Ah, the most evasive problems of them all. Incomplete mastery of preceding curriculum can become a nightmare—quickly. Unfortunately, there are 101 place you may find yourself struggling in math, but only 1 way to catch up. Once the material has been covered, if you’ve missed the boat, you’ll need to make up your lost ground fast. Seldom do students have a chance to give forgotten material the time it deserves, and therein lies our problem. Students will then feel they have no choice but to “get by” with their understanding of the lesson. This could look like memorizing steps, cramming before tests, or avoiding certain math problems. Worse yet, students may even fool themselves into thinking they’ve “learned it.”
3. Making Connections
Relating math to “real life” is an important tool young students rely on to learn mathematics. Can you imagine teaching students how to count without ever using an example? What about learning addition without a concrete demonstration. The task seems almost impossible, which allows us to begin to understand the way students struggling with abstract concepts from math class might feel. For some students, these tactile connections are a huge help with math concepts . As students mature on their math journeys, concepts are less often taught with a clear-cut, real-world practical application.
4. Needing Help With Math Anxiety
Math anxiety is an epidemic in its own right, but it’s the complications of chronic math anxiety that wreak havoc on our development. Most often, students struggling in math class use avoidance to cope.
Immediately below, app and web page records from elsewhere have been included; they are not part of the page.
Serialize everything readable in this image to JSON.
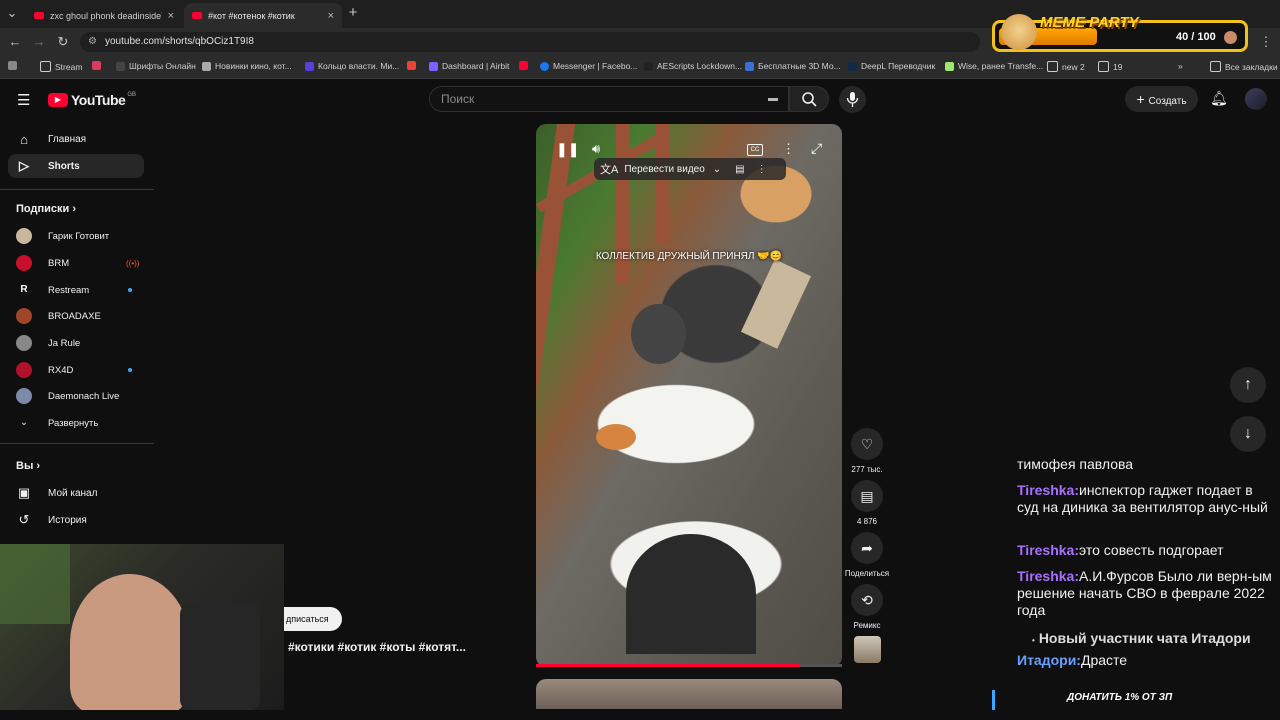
{
  "browser": {
    "tabs": [
      {
        "title": "zxc ghoul phonk deadinside7) ©"
      },
      {
        "title": "#кот #котенок #котик"
      }
    ],
    "url": "youtube.com/shorts/qbOCiz1T9I8",
    "bookmarks": [
      "Stream",
      "Шрифты Онлайн",
      "Новинки кино, кот...",
      "Кольцо власти. Ми...",
      "Dashboard | Airbit",
      "Messenger | Facebo...",
      "AEScripts Lockdown...",
      "Бесплатные 3D Мо...",
      "DeepL Переводчик",
      "Wise, ранее Transfe...",
      "new 2",
      "19",
      "Все закладки"
    ]
  },
  "header": {
    "logo": "YouTube",
    "logo_region": "GB",
    "search_placeholder": "Поиск",
    "create_label": "Создать"
  },
  "sidebar": {
    "main": [
      {
        "label": "Главная",
        "icon": "home-icon"
      },
      {
        "label": "Shorts",
        "icon": "shorts-icon"
      }
    ],
    "subscriptions_title": "Подписки",
    "subscriptions": [
      {
        "label": "Гарик Готовит",
        "color": "#c9b79c"
      },
      {
        "label": "BRM",
        "color": "#c8102e"
      },
      {
        "label": "Restream",
        "color": "#111111"
      },
      {
        "label": "BROADAXE",
        "color": "#a0442a"
      },
      {
        "label": "Ja Rule",
        "color": "#888888"
      },
      {
        "label": "RX4D",
        "color": "#b0122a"
      },
      {
        "label": "Daemonach Live",
        "color": "#7a8aa8"
      }
    ],
    "expand_label": "Развернуть",
    "you_title": "Вы",
    "you": [
      {
        "label": "Мой канал",
        "icon": "channel-icon"
      },
      {
        "label": "История",
        "icon": "history-icon"
      }
    ]
  },
  "video": {
    "translate_label": "Перевести видео",
    "caption": "КОЛЛЕКТИВ ДРУЖНЫЙ ПРИНЯЛ 🤝😊",
    "progress": 0.86,
    "subscribe_label": "дписаться",
    "hashtags": "#котики #котик #коты #котят..."
  },
  "actions": [
    {
      "name": "like",
      "icon": "heart-icon",
      "glyph": "♡",
      "label": "277 тыс."
    },
    {
      "name": "comments",
      "icon": "comment-icon",
      "glyph": "▤",
      "label": "4 876"
    },
    {
      "name": "share",
      "icon": "share-icon",
      "glyph": "➦",
      "label": "Поделиться"
    },
    {
      "name": "remix",
      "icon": "remix-icon",
      "glyph": "⟲",
      "label": "Ремикс"
    }
  ],
  "overlay": {
    "meme_title": "MEME PARTY",
    "meme_count": "40 / 100",
    "meme_progress": 0.4,
    "donate_text": "ДОНАТИТЬ 1% ОТ ЗП"
  },
  "chat": [
    {
      "nick": "",
      "text": "тимофея павлова"
    },
    {
      "nick": "Tireshka:",
      "text": "инспектор гаджет подает в суд на диника за вентилятор анус-ный"
    },
    {
      "nick": "Tireshka:",
      "text": "это совесть подгорает"
    },
    {
      "nick": "Tireshka:",
      "text": "А.И.Фурсов Было ли верн-ым решение начать СВО в феврале 2022 года"
    },
    {
      "nick": "",
      "text": "Новый участник чата Итадори"
    },
    {
      "nick": "Итадори:",
      "text": "Драсте"
    }
  ]
}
However, math avoidance, to nobody’s surprise, does not help with math anxiety. Avoidance amounts to less practice and studying, especially on topics students perceive to be most unclear or difficult. Unfortunately, this gives way to a cycle of increased difficulty, increased anxiety, greater avoidance, only for the cycle to begin again. In fact, researchers found that as confidence and motivation increase, math anxiety decreases, and vice versa.
5. A Dislike of Math
It is of course possible, your child is struggling in math simply because they don’t like math. Although disliking math seems perverse, there is hope for these students too. Math is the tapestry of our universe. Every field of study in STEM relies most heavily on mathematics, and as far as the humanities go, mathematics can be found there too. Regardless of your child’s passion, math stands to enrich it. But, introducing intriguing and surprising math knowledge can also spark your child’s interest. In a room full of 23 people, what are the odds 2 share a birthday? Roughly 50%. How many times could you fold a piece of paper in half? Infinitely. How many great-great-great-great-great-great-great-great grandparents do you have? 1,024.
We all have the ability to comprehend mathematics. I’d even argue that to understand it entirely, you need to spend time struggling in math first. Developing a positive outlook on mathematics can be as easy as removing one of the barriers of entry your child is being blocked-out by. The only thing left to do is set your sights on the obstacles keeping your child and mathematics apart (but check out our math tips too!) Which of these hang-ups has your child struggling in math class?